Students win praise for kind acts of giving

Pupils from Global Indian International School, Queenstown Campus (Primary), performing an Indian folk dance at the Kindness Awards ceremony last Friday. This year, 30 schools won the Friend of Singa award, which is named after courtesy mascot Singa
Pupils from Global Indian International School, Queenstown Campus (Primary), performing an Indian folk dance at the Kindness Awards ceremony last Friday.ST PHOTO: LIM YAOHUI
Pupils from Global Indian International School, Queenstown Campus (Primary), performing an Indian folk dance at the Kindness Awards ceremony last Friday. This year, 30 schools won the Friend of Singa award, which is named after courtesy mascot Singa
This year, 30 schools won the Friend of Singa award, which is named after courtesy mascot Singa the Lion and aims to encourage good acts among students.

Some helped peers in need, others baked cookies to spread cheer to foreign workers

At Jiemin Primary in Yishun, "kindness ambassadors" sold vegetables grown in the school garden to raise money for students in the financial assistance scheme.

At Marsiling Secondary, students baked cookies to give to Bangladeshi construction workers during Hari Raya as a token of thanks for the work they do in Singapore.

At the Cerebral Palsy Alliance Singapore School, students from the senior "functional" classes helped push students on wheelchairs from the bus to the hall.

These were some of the entries for this year's Friend of Singa award, named after the courtesy mascot. The award, which is part of the Kindness Awards, aims to encourage good acts among students.

Last Friday, a ceremony to honour the winners was held at Our Tampines Hub, attended by guest of honour Masagos Zulkifli, the Minister for the Environment and Water Resources.

This year, 30 schools won the Friend of Singa award, out of a total of 166 schools that sent in entries. Kindness Badges were also given out to students in uniformed groups.

Meridian Junior College won the first prize in the Write for Kindness award, a national story-writing competition organised by the Singapore Kindness Movement with the National Book Development Council of Singapore, for secondary school, junior college and centralised institute students to promote kindness through children's stories.

One school that won the Friend of Singa award this year is the Global Indian International School.

Nishant Patil, 10, a pupil from the school, said: "No one has ever become poor by giving."

Nishant and his schoolmates created a "Garden of Generosity" - a display board that noted down all kind acts by peers and staff at the school. His classmate and fellow "kindness activist" T.J. Kannan, 10, said: "Today at lunch, I gave my friend 20 cents to buy Lays chips and then he gave me two Lays (chips). Kindness comes back to you."

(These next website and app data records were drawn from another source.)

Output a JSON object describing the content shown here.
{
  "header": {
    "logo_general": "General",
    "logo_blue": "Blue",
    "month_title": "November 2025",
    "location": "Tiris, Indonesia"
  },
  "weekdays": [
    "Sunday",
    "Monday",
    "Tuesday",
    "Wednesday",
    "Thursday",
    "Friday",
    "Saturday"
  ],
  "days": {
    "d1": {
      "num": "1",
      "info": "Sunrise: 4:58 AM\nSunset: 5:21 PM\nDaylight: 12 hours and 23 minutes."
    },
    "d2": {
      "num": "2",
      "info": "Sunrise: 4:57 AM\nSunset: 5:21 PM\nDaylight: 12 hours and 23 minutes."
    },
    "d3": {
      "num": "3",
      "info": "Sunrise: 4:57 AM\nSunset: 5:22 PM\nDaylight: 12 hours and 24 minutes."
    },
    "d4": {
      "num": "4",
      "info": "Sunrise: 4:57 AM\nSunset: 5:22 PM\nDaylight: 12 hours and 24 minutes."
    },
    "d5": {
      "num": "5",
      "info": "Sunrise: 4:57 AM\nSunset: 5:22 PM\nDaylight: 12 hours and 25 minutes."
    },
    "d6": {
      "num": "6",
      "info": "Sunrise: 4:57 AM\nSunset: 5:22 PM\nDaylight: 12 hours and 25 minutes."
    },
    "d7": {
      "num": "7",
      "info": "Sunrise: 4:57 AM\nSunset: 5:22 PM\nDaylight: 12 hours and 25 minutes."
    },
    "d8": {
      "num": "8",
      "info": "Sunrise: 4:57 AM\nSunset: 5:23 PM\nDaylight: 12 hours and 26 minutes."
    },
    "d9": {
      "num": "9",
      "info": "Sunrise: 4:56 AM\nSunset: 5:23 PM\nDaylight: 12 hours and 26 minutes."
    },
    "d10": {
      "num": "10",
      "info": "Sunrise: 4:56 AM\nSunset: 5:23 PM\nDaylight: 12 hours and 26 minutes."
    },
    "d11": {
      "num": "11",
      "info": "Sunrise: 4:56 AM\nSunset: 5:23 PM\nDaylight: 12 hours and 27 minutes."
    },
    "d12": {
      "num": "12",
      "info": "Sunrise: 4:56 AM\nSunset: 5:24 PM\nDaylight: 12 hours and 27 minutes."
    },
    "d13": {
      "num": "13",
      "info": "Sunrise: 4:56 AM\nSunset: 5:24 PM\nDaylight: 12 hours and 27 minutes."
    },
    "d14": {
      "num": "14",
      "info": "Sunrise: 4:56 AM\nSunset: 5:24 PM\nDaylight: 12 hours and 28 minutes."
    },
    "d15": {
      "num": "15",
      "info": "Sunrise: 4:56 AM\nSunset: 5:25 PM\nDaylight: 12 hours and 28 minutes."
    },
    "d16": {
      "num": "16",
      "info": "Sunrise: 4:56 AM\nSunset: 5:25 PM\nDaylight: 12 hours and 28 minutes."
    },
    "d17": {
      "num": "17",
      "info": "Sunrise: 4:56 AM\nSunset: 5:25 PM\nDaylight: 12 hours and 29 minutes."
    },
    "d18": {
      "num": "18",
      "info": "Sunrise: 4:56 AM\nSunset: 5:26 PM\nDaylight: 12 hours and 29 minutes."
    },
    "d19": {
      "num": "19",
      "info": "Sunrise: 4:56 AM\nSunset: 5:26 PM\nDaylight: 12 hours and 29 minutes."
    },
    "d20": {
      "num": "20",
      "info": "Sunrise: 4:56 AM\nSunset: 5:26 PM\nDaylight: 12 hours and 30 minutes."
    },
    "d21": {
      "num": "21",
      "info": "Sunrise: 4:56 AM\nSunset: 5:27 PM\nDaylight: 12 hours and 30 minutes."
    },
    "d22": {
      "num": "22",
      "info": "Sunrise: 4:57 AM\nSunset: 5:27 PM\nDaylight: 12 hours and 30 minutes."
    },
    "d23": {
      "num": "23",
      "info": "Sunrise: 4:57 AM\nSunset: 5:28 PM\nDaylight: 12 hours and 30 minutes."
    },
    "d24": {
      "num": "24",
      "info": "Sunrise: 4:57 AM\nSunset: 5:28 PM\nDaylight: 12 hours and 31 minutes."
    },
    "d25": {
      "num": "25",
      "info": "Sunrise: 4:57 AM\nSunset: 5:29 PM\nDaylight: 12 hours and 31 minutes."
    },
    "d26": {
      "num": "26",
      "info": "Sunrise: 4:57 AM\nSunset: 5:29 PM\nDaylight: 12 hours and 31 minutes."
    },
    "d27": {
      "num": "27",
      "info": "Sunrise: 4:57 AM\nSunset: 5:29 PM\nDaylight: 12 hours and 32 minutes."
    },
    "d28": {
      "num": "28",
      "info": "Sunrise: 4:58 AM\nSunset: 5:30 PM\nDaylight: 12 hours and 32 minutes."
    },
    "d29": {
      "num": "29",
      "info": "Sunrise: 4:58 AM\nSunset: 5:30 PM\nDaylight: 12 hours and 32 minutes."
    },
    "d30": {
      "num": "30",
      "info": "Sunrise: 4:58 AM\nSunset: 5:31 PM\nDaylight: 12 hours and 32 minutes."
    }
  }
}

This year also marked the first year that the Kindness Awards had an entry from a madrasah.

This was from Madrasah Al-Ma'arif Al-Islamiah.

Students in the secondary level at the girls' school set up boxes of sanitary pads, panty liners and disposable underwear for their peers and teachers after finding out that most girls at the school had trouble accessing these items.

Mr Masagos commended the award organiser for inviting Islamic schools to participate this year, saying: "The bonds of our multiracial society are further strengthened by our showing respect and care for different races and cultures."

He also praised students from Orchid Park Secondary, who started an outreach campaign to combat cyber bullying. They created posters and conducted an assembly sharing session to educate their schoolmates.

One school that won the Friend of Singa award this year was the Global Indian International School.

Nishant Patil, 10, a pupil from the school, said: "No one has ever become poor by giving."

Nishant and his schoolmates created a "Garden of Generosity" - a display board that noted down all kind acts by peers and staff at the school.

His classmate and fellow "kindness activist" T.J. Kannan, 10, said: "Today at lunch, I gave my friend 20 cents to buy Lays chips and then he gave me two Lays (chips). Kindness comes back to you."

A version of this article appeared in the print edition of The Straits Times on November 13, 2017, with the headline 'Students win praise for kind acts of giving'. Print Edition | Subscribe